Instructions to follow -> Among the records, which lines hold the word "header"? Pick them out.

Data shown ->
BEGIN
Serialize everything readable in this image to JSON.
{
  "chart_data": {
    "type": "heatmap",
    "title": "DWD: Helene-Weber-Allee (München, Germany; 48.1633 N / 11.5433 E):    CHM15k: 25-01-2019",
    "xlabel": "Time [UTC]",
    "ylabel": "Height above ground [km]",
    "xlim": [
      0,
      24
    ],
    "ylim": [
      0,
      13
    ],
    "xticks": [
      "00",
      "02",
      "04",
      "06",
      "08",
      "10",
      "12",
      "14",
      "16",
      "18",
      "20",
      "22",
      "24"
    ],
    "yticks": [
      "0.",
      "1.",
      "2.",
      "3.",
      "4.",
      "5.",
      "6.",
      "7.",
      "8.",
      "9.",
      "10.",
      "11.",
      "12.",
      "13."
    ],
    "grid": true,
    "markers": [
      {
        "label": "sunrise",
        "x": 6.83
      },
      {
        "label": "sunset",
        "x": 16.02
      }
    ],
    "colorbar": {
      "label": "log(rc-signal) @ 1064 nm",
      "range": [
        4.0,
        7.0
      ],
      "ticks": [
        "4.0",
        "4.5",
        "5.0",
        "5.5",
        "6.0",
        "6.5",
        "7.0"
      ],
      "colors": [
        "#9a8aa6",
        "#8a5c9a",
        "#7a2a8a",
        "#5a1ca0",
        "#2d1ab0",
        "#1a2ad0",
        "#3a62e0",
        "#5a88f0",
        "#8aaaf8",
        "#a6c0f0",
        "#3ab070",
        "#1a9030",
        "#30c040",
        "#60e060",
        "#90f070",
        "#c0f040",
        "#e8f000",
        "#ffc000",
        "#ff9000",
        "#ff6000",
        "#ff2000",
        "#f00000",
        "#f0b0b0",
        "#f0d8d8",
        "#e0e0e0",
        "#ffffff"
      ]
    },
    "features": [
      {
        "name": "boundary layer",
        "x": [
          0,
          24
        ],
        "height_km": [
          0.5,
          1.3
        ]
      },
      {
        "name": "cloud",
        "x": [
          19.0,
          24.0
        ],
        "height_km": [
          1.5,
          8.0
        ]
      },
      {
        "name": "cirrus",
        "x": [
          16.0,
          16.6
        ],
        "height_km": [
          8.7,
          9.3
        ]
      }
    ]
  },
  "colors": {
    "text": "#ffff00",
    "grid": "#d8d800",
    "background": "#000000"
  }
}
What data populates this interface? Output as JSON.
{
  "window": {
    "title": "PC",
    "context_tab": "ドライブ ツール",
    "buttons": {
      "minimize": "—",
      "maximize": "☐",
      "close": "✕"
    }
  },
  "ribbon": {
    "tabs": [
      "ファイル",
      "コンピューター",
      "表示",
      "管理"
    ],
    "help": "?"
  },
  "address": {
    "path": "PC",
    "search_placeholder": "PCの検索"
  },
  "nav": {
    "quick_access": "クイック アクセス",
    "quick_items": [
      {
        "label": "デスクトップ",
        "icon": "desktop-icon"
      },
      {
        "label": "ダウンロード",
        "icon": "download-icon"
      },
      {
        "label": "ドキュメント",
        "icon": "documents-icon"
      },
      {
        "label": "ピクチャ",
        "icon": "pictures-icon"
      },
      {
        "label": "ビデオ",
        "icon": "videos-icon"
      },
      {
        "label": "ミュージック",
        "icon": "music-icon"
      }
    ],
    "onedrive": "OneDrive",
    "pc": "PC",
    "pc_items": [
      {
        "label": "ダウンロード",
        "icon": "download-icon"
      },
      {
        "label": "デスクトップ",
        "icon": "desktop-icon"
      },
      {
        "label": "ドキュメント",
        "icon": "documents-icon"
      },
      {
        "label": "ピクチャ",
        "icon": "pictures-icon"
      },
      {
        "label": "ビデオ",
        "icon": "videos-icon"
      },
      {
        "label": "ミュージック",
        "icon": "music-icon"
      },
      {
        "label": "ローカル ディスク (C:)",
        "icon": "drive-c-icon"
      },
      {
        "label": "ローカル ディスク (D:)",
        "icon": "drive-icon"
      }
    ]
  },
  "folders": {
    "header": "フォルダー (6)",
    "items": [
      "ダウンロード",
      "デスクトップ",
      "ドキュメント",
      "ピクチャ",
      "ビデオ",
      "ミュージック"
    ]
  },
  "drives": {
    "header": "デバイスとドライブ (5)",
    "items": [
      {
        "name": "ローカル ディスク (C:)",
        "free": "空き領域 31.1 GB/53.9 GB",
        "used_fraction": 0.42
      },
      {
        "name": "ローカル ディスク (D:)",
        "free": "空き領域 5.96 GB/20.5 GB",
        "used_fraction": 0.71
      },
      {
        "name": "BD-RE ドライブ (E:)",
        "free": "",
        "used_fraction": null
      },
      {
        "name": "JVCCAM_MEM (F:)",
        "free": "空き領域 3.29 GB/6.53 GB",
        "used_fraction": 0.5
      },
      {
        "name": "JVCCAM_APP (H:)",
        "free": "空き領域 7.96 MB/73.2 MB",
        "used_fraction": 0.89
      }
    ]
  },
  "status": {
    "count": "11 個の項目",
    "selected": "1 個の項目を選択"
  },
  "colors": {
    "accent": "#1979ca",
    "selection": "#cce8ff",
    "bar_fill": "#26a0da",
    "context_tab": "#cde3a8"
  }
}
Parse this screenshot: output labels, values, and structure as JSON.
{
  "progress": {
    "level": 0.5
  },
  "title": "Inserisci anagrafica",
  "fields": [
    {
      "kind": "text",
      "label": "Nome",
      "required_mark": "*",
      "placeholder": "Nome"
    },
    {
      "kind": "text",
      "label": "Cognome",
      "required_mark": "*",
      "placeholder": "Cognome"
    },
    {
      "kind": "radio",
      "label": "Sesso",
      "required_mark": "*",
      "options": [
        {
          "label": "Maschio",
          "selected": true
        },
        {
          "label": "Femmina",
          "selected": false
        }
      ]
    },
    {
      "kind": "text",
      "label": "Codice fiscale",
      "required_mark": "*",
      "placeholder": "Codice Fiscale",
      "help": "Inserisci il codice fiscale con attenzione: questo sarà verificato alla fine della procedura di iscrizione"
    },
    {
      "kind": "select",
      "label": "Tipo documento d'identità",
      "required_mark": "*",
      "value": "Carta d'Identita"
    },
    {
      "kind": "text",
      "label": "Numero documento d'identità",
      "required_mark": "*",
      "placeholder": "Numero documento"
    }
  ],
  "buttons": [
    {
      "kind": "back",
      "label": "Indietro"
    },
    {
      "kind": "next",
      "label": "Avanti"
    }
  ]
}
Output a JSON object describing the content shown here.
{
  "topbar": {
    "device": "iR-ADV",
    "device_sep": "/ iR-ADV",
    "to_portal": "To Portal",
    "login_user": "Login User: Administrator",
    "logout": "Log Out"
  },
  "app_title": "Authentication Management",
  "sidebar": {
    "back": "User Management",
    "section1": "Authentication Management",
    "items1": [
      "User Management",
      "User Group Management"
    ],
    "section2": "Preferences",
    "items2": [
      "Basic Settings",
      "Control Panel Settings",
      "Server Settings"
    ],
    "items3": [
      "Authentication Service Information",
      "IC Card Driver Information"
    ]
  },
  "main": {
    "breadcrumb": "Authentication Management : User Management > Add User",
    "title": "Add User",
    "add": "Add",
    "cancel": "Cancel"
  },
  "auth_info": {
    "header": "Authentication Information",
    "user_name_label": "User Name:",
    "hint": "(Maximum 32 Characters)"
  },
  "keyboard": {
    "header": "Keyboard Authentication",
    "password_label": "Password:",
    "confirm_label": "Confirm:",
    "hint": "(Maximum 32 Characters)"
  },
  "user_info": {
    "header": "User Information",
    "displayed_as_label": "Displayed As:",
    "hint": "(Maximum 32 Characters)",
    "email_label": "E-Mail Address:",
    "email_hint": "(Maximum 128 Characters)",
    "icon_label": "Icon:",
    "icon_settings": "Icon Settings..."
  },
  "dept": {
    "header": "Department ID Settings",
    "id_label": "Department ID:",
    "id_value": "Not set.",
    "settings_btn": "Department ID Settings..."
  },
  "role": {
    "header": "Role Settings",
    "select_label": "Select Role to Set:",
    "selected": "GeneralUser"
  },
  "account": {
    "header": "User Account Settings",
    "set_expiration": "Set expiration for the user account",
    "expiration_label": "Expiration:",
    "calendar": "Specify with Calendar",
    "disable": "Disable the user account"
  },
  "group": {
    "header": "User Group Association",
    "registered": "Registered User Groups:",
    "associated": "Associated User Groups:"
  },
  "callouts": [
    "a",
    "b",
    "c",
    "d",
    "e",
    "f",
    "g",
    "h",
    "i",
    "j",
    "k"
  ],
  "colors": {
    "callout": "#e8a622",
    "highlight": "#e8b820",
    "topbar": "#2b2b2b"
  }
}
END
Task result ->
    "header": "フォルダー (6)",
    "header": "デバイスとドライブ (5)",
    "header": "Authentication Information",
    "header": "Keyboard Authentication",
    "header": "User Information",
    "header": "Department ID Settings",
    "header": "Role Settings",
    "header": "User Account Settings",
    "header": "User Group Association",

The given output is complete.